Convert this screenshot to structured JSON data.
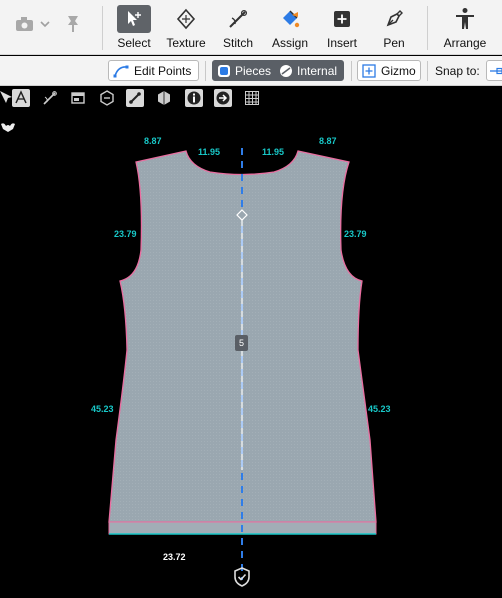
{
  "toolbar": {
    "select": "Select",
    "texture": "Texture",
    "stitch": "Stitch",
    "assign": "Assign",
    "insert": "Insert",
    "pen": "Pen",
    "arrange": "Arrange"
  },
  "subbar": {
    "edit_points": "Edit Points",
    "pieces": "Pieces",
    "internal": "Internal",
    "gizmo": "Gizmo",
    "snap_to": "Snap to:"
  },
  "pattern": {
    "neck_left_outer": "8.87",
    "neck_left_inner": "11.95",
    "neck_right_inner": "11.95",
    "neck_right_outer": "8.87",
    "armhole_left": "23.79",
    "armhole_right": "23.79",
    "side_left": "45.23",
    "side_right": "45.23",
    "hem": "23.72",
    "center_badge": "5"
  },
  "colors": {
    "fabric": "#9aa7b0",
    "outline": "#e96ea0",
    "measure": "#18c8c8",
    "axis": "#2f7de8",
    "active_tool": "#5f6368"
  }
}
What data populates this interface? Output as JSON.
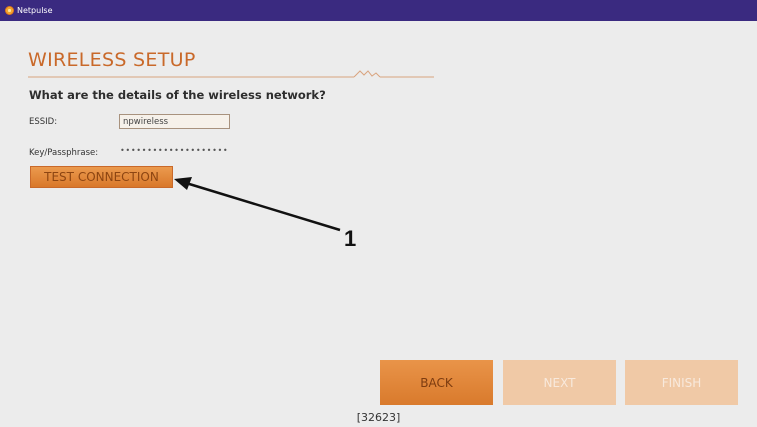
{
  "app": {
    "name": "Netpulse"
  },
  "page": {
    "title": "WIRELESS SETUP",
    "question": "What are the details of the wireless network?"
  },
  "fields": {
    "essid_label": "ESSID:",
    "essid_value": "npwireless",
    "pass_label": "Key/Passphrase:",
    "pass_masked": "••••••••••••••••••••"
  },
  "test_button_label": "TEST CONNECTION",
  "annotation": {
    "label": "1"
  },
  "nav": {
    "back": "BACK",
    "next": "NEXT",
    "finish": "FINISH"
  },
  "footer": {
    "build": "[32623]"
  },
  "colors": {
    "titlebar": "#3a2a80",
    "accent": "#c9692a",
    "button_active": "#e0843a",
    "button_disabled": "#f0c9a6",
    "background": "#ececec"
  },
  "icons": {
    "logo": "netpulse-logo-icon"
  }
}
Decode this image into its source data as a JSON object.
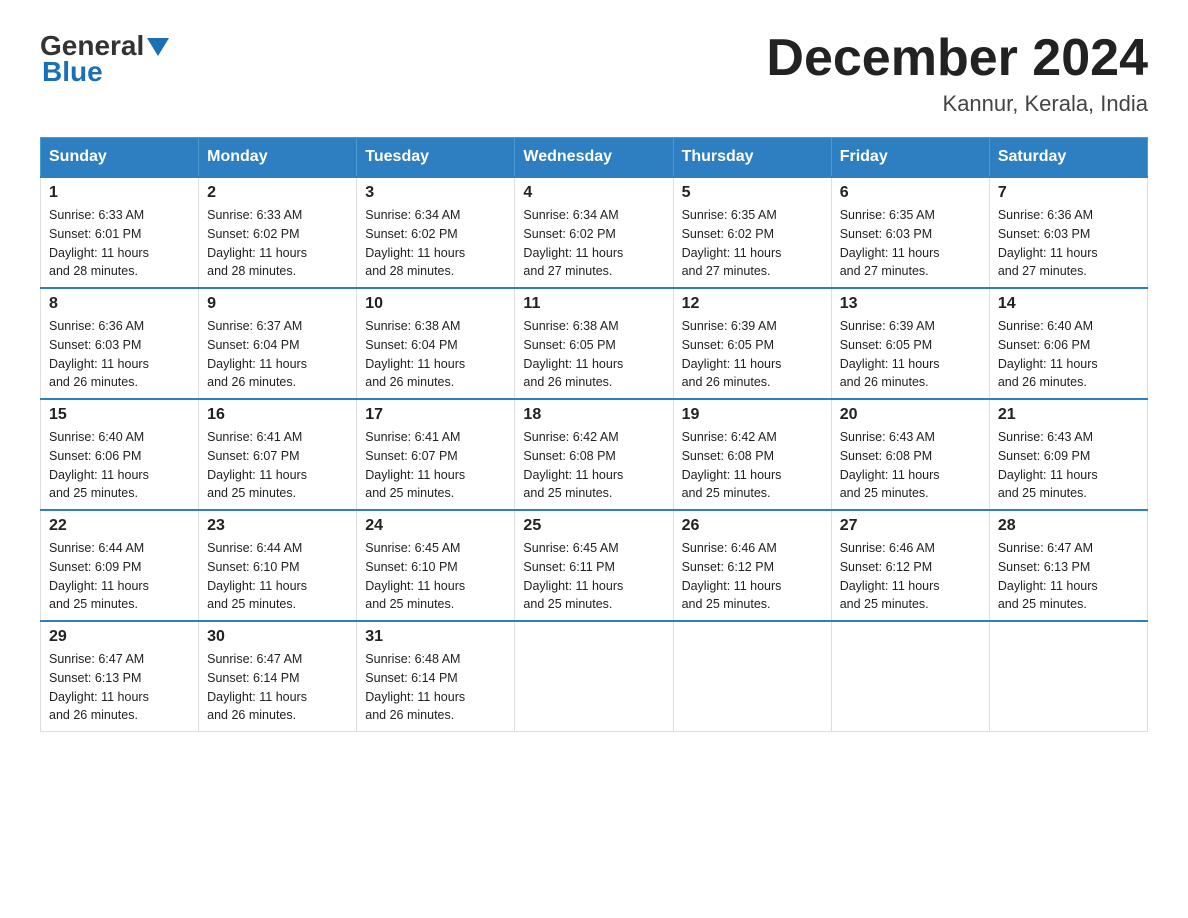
{
  "logo": {
    "general": "General",
    "arrow": "▲",
    "blue": "Blue"
  },
  "title": "December 2024",
  "subtitle": "Kannur, Kerala, India",
  "headers": [
    "Sunday",
    "Monday",
    "Tuesday",
    "Wednesday",
    "Thursday",
    "Friday",
    "Saturday"
  ],
  "weeks": [
    [
      {
        "day": "1",
        "sunrise": "6:33 AM",
        "sunset": "6:01 PM",
        "daylight": "11 hours and 28 minutes."
      },
      {
        "day": "2",
        "sunrise": "6:33 AM",
        "sunset": "6:02 PM",
        "daylight": "11 hours and 28 minutes."
      },
      {
        "day": "3",
        "sunrise": "6:34 AM",
        "sunset": "6:02 PM",
        "daylight": "11 hours and 28 minutes."
      },
      {
        "day": "4",
        "sunrise": "6:34 AM",
        "sunset": "6:02 PM",
        "daylight": "11 hours and 27 minutes."
      },
      {
        "day": "5",
        "sunrise": "6:35 AM",
        "sunset": "6:02 PM",
        "daylight": "11 hours and 27 minutes."
      },
      {
        "day": "6",
        "sunrise": "6:35 AM",
        "sunset": "6:03 PM",
        "daylight": "11 hours and 27 minutes."
      },
      {
        "day": "7",
        "sunrise": "6:36 AM",
        "sunset": "6:03 PM",
        "daylight": "11 hours and 27 minutes."
      }
    ],
    [
      {
        "day": "8",
        "sunrise": "6:36 AM",
        "sunset": "6:03 PM",
        "daylight": "11 hours and 26 minutes."
      },
      {
        "day": "9",
        "sunrise": "6:37 AM",
        "sunset": "6:04 PM",
        "daylight": "11 hours and 26 minutes."
      },
      {
        "day": "10",
        "sunrise": "6:38 AM",
        "sunset": "6:04 PM",
        "daylight": "11 hours and 26 minutes."
      },
      {
        "day": "11",
        "sunrise": "6:38 AM",
        "sunset": "6:05 PM",
        "daylight": "11 hours and 26 minutes."
      },
      {
        "day": "12",
        "sunrise": "6:39 AM",
        "sunset": "6:05 PM",
        "daylight": "11 hours and 26 minutes."
      },
      {
        "day": "13",
        "sunrise": "6:39 AM",
        "sunset": "6:05 PM",
        "daylight": "11 hours and 26 minutes."
      },
      {
        "day": "14",
        "sunrise": "6:40 AM",
        "sunset": "6:06 PM",
        "daylight": "11 hours and 26 minutes."
      }
    ],
    [
      {
        "day": "15",
        "sunrise": "6:40 AM",
        "sunset": "6:06 PM",
        "daylight": "11 hours and 25 minutes."
      },
      {
        "day": "16",
        "sunrise": "6:41 AM",
        "sunset": "6:07 PM",
        "daylight": "11 hours and 25 minutes."
      },
      {
        "day": "17",
        "sunrise": "6:41 AM",
        "sunset": "6:07 PM",
        "daylight": "11 hours and 25 minutes."
      },
      {
        "day": "18",
        "sunrise": "6:42 AM",
        "sunset": "6:08 PM",
        "daylight": "11 hours and 25 minutes."
      },
      {
        "day": "19",
        "sunrise": "6:42 AM",
        "sunset": "6:08 PM",
        "daylight": "11 hours and 25 minutes."
      },
      {
        "day": "20",
        "sunrise": "6:43 AM",
        "sunset": "6:08 PM",
        "daylight": "11 hours and 25 minutes."
      },
      {
        "day": "21",
        "sunrise": "6:43 AM",
        "sunset": "6:09 PM",
        "daylight": "11 hours and 25 minutes."
      }
    ],
    [
      {
        "day": "22",
        "sunrise": "6:44 AM",
        "sunset": "6:09 PM",
        "daylight": "11 hours and 25 minutes."
      },
      {
        "day": "23",
        "sunrise": "6:44 AM",
        "sunset": "6:10 PM",
        "daylight": "11 hours and 25 minutes."
      },
      {
        "day": "24",
        "sunrise": "6:45 AM",
        "sunset": "6:10 PM",
        "daylight": "11 hours and 25 minutes."
      },
      {
        "day": "25",
        "sunrise": "6:45 AM",
        "sunset": "6:11 PM",
        "daylight": "11 hours and 25 minutes."
      },
      {
        "day": "26",
        "sunrise": "6:46 AM",
        "sunset": "6:12 PM",
        "daylight": "11 hours and 25 minutes."
      },
      {
        "day": "27",
        "sunrise": "6:46 AM",
        "sunset": "6:12 PM",
        "daylight": "11 hours and 25 minutes."
      },
      {
        "day": "28",
        "sunrise": "6:47 AM",
        "sunset": "6:13 PM",
        "daylight": "11 hours and 25 minutes."
      }
    ],
    [
      {
        "day": "29",
        "sunrise": "6:47 AM",
        "sunset": "6:13 PM",
        "daylight": "11 hours and 26 minutes."
      },
      {
        "day": "30",
        "sunrise": "6:47 AM",
        "sunset": "6:14 PM",
        "daylight": "11 hours and 26 minutes."
      },
      {
        "day": "31",
        "sunrise": "6:48 AM",
        "sunset": "6:14 PM",
        "daylight": "11 hours and 26 minutes."
      },
      null,
      null,
      null,
      null
    ]
  ],
  "labels": {
    "sunrise": "Sunrise:",
    "sunset": "Sunset:",
    "daylight": "Daylight:"
  }
}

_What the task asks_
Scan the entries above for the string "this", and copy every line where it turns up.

_Response to the exercise_
Convert this screenshot to structured JSON data.
What data populates this interface? Output as JSON.
Decode this image into its source data as a JSON object.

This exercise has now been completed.